These pretty little ‘bows’ are a bit more special than the standard ravioli, but of-course this filling can be used to fill any shaped pasta.
Fiocchetti di Pera e Ricotta with Sage and Walnut Butter
500g fresh pasta dough, rolled to a thin sheet
3 medium pears, peeled, cored and roughly chopped
2 tablespoons brown sugar
100g ricotta, drained
seal salt and black pepper
small handful of sage leaves
small handful walnut kernels
Heat 10g of the butter in a saucepan on a medium heat, add the sugar and a large pinch of sea salt, when dissolved add the pears. Cook for 5 minutes, stirring occasionally until caramelised and cooked throughout.
Remove from the heat and blend well until a thick liquid consistency. Set aside to cool.
When cool, mix well with the ricotta and season with pepper and a little salt.
Cut the pasta into small rectangles and place a teaspoon of the filling in the centre. Pinch opposite sides together working your way around until the centre above the filling is pinched firmly closed and the pasta above fans out.
But the fiocchetti on a baking tray or plates and leave in the fridge for 30 minutes to dry a little.
Bring a large pot of well-salted water to boil and when ready add the fiocchetti. Stirring carefully once to separate them. Leave on a high heat for around 2 minutes. They should start to rise to the surface when ready.

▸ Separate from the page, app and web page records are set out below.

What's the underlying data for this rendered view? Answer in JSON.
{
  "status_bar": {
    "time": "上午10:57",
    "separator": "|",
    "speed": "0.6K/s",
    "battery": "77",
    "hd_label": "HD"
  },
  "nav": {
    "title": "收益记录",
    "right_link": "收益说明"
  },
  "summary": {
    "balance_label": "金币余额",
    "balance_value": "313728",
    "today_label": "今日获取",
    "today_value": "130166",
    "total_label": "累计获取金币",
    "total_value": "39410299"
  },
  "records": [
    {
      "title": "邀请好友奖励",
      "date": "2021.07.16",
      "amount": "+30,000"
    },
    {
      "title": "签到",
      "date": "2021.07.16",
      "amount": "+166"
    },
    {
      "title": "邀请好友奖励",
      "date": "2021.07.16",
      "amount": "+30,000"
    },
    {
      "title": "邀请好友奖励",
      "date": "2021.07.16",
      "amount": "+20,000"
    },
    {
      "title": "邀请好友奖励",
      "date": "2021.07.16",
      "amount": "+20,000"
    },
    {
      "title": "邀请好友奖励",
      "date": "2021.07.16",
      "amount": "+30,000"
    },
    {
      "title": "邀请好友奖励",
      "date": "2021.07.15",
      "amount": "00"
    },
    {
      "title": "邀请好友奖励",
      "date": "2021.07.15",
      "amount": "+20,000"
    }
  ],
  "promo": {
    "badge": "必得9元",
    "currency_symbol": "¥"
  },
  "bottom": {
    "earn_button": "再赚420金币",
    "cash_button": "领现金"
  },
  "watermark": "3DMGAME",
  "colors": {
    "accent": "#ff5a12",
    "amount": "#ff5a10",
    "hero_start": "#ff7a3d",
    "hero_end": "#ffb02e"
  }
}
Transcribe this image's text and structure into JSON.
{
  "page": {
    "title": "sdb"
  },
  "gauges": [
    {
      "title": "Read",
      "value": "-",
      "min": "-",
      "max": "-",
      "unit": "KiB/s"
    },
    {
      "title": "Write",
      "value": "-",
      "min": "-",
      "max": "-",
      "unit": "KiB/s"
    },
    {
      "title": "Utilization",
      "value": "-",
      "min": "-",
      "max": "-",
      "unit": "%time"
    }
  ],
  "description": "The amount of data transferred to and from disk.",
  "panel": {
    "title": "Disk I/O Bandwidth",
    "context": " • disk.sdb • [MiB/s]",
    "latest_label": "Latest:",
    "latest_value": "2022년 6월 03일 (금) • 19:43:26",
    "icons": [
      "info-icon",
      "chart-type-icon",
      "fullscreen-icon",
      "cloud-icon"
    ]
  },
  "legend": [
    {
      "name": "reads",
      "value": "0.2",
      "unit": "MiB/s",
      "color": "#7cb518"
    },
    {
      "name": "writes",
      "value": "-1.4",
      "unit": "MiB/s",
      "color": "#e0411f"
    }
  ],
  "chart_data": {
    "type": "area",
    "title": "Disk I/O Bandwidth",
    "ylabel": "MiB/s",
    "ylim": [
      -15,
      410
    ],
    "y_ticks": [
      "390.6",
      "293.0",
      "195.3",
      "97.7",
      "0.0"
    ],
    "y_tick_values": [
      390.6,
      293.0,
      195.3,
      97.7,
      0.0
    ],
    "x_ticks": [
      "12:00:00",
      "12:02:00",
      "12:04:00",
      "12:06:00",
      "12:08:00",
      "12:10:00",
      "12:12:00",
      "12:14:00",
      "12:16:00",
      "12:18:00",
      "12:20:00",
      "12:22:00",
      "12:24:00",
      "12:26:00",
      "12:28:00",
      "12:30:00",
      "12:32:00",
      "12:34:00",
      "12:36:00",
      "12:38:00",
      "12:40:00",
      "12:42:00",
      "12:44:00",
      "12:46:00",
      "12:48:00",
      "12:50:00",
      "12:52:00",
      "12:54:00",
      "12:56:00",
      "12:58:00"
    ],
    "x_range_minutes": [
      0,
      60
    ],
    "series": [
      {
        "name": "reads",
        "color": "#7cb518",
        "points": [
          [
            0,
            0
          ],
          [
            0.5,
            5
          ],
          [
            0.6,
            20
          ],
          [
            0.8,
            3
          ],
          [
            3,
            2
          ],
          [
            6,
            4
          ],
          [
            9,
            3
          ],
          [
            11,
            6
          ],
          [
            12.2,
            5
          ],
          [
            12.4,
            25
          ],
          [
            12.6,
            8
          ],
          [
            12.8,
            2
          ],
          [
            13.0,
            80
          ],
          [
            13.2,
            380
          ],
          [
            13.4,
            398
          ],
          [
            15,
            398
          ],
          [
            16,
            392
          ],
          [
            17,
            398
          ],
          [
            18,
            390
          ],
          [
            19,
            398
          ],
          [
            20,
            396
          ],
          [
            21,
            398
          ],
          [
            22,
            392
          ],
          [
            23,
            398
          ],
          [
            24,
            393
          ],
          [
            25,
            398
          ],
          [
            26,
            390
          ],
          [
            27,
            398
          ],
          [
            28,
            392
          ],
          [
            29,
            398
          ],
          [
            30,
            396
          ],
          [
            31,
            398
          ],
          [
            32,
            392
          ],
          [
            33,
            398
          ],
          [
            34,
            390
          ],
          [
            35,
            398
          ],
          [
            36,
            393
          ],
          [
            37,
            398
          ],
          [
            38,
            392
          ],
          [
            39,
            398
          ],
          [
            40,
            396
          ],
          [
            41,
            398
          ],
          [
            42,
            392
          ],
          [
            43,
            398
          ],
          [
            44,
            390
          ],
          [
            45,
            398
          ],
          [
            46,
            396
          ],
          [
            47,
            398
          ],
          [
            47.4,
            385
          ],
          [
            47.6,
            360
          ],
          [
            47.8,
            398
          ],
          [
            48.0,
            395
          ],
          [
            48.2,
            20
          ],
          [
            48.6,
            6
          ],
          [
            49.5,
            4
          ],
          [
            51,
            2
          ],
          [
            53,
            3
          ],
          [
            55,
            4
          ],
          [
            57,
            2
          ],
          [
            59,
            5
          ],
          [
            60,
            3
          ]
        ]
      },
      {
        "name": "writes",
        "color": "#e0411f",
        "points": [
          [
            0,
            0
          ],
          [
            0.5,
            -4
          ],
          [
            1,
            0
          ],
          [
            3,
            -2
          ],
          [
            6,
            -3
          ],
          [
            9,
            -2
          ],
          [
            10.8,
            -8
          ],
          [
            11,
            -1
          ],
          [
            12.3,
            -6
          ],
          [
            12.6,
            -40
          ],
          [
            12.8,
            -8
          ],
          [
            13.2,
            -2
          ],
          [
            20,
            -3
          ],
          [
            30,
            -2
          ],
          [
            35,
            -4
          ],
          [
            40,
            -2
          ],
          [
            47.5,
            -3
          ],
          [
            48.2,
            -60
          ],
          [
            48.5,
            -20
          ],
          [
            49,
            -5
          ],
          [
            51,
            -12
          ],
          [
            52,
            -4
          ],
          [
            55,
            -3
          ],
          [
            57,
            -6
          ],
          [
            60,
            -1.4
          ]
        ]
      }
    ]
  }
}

Whilst cooking, place the rest of the butter on a saucepan on a medium heat.
When cooked, remove carefully with a slotted spoon to a colander set above a large bowl.
Add the walnuts and sage to the now melted butter and combine. Add the pasta, stirring to coat it well but being careful not to break the casing. Taste one and add any further seasoning if required. Serve.